Prompted by The Ringer’s unionization, Barstool Sports founder Dave Portnoy, whose site uses the tagline “By the common man, for the common man,” has spent a lot of his time yesterday and today coming out as a big anti-union guy. This was a predictable shtick from the guy who sold MAGA hats and yuks it up with Tucker Carlson, but what was actually disheartening was the sight of his employees nosing their boss’s butt.
On Monday, Portnoy recycled a blog he wrote when Gawker Media unionized, and boasted about how he’d stop any unionization effort at his company.
This part just doesn’t make any sense. There are plenty of unions in sports!
This morning, Portnoy tested labor laws by threatening to can any employee who talked about unionization with a writer from Live Science. He successfully drew the attention of AFL-CIO and the New York State Department of Labor:
Portnoy’s stance on this issue isn’t surprising, but his subordinates’ reactions were. Dan Katz, who holds some leverage at the site because of the success of his and Eric Sollenberger’s podcast Pardon My Take, used the oldest line in the book when asked for a real answer on how he felt about unions: “I’m very pro-union. I don’t think a union makes sense for us.” A couple of his coworkers agreed:
All of these talking points are standard opposition to a union, and none of them hold water. (Especially the argument that their boss is actually cool.) If working at Barstool Sports is as perfect as they insist—it’d be more useful to ask the behind-the-scenes employees about that one—then that’s all the more reason to unionize. A collective bargaining agreement could force management to put guarantees behind those benefits, perks, and health insurance plans—you know, that stuff for pussies. Then Chernin Group and whoever else is actually in charge couldn’t take away all that good stuff on a whim if shit went sideways tomorrow.
Consider one of the site’s slogans, “Saturdays Are For The Boys,” popularized after one of Barstool’s writers heard someone else say it. How did Saturdays come to be for the boys?

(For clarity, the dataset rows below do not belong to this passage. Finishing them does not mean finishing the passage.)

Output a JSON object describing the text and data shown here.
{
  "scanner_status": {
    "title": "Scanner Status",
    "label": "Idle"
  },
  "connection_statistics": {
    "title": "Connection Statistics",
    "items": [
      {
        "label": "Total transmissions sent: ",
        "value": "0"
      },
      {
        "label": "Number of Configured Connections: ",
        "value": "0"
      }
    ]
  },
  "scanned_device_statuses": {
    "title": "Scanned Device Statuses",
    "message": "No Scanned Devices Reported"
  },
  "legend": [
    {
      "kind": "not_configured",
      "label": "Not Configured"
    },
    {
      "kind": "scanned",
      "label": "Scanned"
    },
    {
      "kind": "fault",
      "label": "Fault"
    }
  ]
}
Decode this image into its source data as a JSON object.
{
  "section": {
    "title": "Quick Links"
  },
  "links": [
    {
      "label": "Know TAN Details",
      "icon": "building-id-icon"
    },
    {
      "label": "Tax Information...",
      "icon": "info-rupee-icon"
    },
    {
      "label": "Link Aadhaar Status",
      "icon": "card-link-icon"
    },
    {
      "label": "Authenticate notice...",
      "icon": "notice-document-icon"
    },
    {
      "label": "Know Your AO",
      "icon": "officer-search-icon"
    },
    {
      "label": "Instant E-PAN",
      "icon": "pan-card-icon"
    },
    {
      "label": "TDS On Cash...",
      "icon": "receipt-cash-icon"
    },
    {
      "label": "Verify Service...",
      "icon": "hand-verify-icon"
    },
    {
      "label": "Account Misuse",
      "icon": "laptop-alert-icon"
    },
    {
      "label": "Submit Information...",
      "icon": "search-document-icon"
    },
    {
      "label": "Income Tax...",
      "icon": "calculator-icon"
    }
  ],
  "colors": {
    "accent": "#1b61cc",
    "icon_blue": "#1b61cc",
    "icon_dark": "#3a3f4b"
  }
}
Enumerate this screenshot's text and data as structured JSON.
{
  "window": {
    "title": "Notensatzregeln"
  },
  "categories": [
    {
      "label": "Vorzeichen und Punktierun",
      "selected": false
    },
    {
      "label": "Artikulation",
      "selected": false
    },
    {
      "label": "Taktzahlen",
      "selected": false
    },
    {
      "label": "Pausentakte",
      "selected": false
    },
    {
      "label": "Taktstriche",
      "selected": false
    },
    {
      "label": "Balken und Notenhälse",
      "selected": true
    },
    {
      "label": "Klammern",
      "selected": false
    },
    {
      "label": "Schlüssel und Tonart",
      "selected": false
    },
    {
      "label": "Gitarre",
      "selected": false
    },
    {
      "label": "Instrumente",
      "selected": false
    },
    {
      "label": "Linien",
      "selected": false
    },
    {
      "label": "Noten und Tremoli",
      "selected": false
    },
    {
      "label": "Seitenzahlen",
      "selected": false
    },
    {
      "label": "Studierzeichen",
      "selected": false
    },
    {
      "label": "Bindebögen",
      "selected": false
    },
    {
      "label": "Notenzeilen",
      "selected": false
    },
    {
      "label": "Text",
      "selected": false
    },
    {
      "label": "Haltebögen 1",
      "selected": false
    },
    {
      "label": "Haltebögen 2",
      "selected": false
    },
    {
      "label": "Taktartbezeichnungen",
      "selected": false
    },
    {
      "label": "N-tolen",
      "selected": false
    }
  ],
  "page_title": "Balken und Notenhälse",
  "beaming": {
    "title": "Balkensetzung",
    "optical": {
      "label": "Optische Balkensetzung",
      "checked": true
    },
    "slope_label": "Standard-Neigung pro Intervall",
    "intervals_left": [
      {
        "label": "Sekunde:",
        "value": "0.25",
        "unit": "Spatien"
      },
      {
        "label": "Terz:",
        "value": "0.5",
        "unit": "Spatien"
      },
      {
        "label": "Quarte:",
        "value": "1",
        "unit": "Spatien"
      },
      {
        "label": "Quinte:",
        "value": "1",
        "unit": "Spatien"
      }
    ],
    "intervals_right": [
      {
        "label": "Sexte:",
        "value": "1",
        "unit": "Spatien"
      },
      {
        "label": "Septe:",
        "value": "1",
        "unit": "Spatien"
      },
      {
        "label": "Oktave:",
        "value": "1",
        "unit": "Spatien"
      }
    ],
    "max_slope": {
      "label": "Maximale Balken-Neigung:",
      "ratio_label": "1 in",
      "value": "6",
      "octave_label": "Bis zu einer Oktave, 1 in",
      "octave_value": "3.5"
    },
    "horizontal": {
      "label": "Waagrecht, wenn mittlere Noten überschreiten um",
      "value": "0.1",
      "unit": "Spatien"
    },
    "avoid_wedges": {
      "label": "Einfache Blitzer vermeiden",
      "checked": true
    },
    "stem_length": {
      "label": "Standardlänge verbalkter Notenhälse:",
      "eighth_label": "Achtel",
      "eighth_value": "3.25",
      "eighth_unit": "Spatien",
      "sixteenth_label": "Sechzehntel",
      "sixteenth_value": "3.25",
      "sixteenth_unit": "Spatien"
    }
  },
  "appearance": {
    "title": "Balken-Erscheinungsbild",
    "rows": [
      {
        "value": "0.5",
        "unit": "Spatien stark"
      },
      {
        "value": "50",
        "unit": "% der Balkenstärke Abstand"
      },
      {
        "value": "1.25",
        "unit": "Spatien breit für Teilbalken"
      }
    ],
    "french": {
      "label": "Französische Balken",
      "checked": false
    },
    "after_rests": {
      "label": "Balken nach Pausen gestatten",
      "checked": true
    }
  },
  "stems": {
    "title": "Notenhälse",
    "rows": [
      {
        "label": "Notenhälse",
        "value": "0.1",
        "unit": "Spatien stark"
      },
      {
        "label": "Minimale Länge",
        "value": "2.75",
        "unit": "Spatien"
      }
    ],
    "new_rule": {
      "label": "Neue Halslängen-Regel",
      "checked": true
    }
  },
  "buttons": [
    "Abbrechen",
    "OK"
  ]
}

By the existence of the weekend. Why does the weekend exist? Labor unions. I rest my case.